Campaign finance law regulates the funding, advertisement, accounting, and procedures involving campaigns; the organized efforts to achieve a political goal. Federal elections must abide by numerous types of limitations on contributions and reporting obligations intended to balance between first amendment rights and providing an open election. Broadly, campaigns must report every donation to the campaign, can only receive limited amounts from each individual and organization, and can be supported indirectly through independent spending. Federal campaign finance is governed by a complex interaction between: the Federal Election Campaign Act of 1971 (FECA), the Bipartisan Campaign Reform Act of 2002 (BCRA), key Supreme Court cases including Citizens United, and regulations imposed by the Federal Election Commission (FEC). States and cities also have their own set of election statutes and rules that must be abided by for fundraising and other forms of campaigning for non-federal offices.
Management of Funds
When receiving contributions and other forms of donations, Federal campaigns must abide by registration, disclosure rules, and other guidelines on management of resources. Campaign secretaries or authorized agents must deposit every receipt of donation no matter the source within 10 days, or else the donation must be returned. The information from every receipt must be stored, reported to the FEC, and must include specific information such as the names of donors. Campaigns may receive loans from banks and other entities but must treat such loans as contributions until paid off. Other rules apply to situations like: resolving debt disputes, loans from candidates themselves, or receiving potentially illegal contributions. For more information, see this FEC for Candidates and Authorized Committees.

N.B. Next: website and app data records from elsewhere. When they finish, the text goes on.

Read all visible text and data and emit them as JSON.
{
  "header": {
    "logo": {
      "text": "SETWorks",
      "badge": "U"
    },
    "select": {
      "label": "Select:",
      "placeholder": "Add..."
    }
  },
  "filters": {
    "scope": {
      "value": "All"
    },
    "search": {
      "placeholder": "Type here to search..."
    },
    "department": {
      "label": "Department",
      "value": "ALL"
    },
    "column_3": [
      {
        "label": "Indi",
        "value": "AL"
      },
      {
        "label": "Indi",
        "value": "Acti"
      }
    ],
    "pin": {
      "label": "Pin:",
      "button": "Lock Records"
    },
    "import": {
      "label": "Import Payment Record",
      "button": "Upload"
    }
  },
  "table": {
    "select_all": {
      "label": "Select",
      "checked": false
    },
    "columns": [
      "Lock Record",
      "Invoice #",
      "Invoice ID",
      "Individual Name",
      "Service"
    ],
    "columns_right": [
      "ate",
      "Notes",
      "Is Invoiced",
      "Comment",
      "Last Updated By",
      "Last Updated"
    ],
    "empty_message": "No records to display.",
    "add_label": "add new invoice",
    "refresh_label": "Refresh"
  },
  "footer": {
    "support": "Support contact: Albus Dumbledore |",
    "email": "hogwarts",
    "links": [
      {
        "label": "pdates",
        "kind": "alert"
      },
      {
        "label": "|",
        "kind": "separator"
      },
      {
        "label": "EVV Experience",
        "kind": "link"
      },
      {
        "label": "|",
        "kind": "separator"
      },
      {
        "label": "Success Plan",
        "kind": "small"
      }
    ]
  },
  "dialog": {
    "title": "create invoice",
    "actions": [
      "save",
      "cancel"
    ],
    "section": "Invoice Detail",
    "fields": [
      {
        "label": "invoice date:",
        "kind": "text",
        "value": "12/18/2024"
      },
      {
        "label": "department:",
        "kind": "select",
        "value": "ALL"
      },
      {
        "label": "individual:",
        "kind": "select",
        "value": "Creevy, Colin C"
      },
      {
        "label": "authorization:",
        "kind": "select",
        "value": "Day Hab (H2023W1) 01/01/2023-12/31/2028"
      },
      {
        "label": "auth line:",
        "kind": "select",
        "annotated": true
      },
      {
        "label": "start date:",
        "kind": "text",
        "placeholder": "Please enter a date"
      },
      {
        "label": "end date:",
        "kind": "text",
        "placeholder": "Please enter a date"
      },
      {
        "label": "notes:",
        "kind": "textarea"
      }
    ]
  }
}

Contribution Limits to Campaigns and Parties
One of the main areas of campaign finance law are the limitations on the contribution amounts that each individual, national political party, state/local political party, Political Action Committee (PAC), and other organizations can contribute to specific candidates per election (primaries are considered separate elections). The amounts vary each election cycle. In the 2023-2024 election cycle, individuals are limited to contributing $3,300 to candidates, $5,000 per year to PACs, and $41,300 to National Party Committees. PACs and political parties also have specific contribution limitations to candidates and each other. To see the most current contribution limits, see this FEC chart. One exception is that candidates may spend unlimited amounts of their own funds on their campaign.
Limitations On Outside Election Advertisements
Another important set of campaign finance laws regulate how organizations not connected with a campaign can advertise in an election. Traditional PACs that contribute directly to candidates or any entity that coordinates with campaigns are considered making contributions against their limits when advertising for or against a specific candidate in an election, and they may not do so on television close to an election. However, individuals, political parties, super-PACs, businesses, unions and other organizations may spend unlimited amounts on advertisements that specifically mention candidates in an election as long as they remain independent from the political campaigns (referred to as independent spending). Independent spending also includes funds targeting specific issues, promoting policies, and registering voters. Additionally, super-PACs (PACs that do not contribute directly to candidates), 527 Committee Political Organizations, and 501c4 Social Welfare Organizations can receive unlimited amounts of donations from anyone.
[Last updated in April of 2023 by the Wex Definitions Team]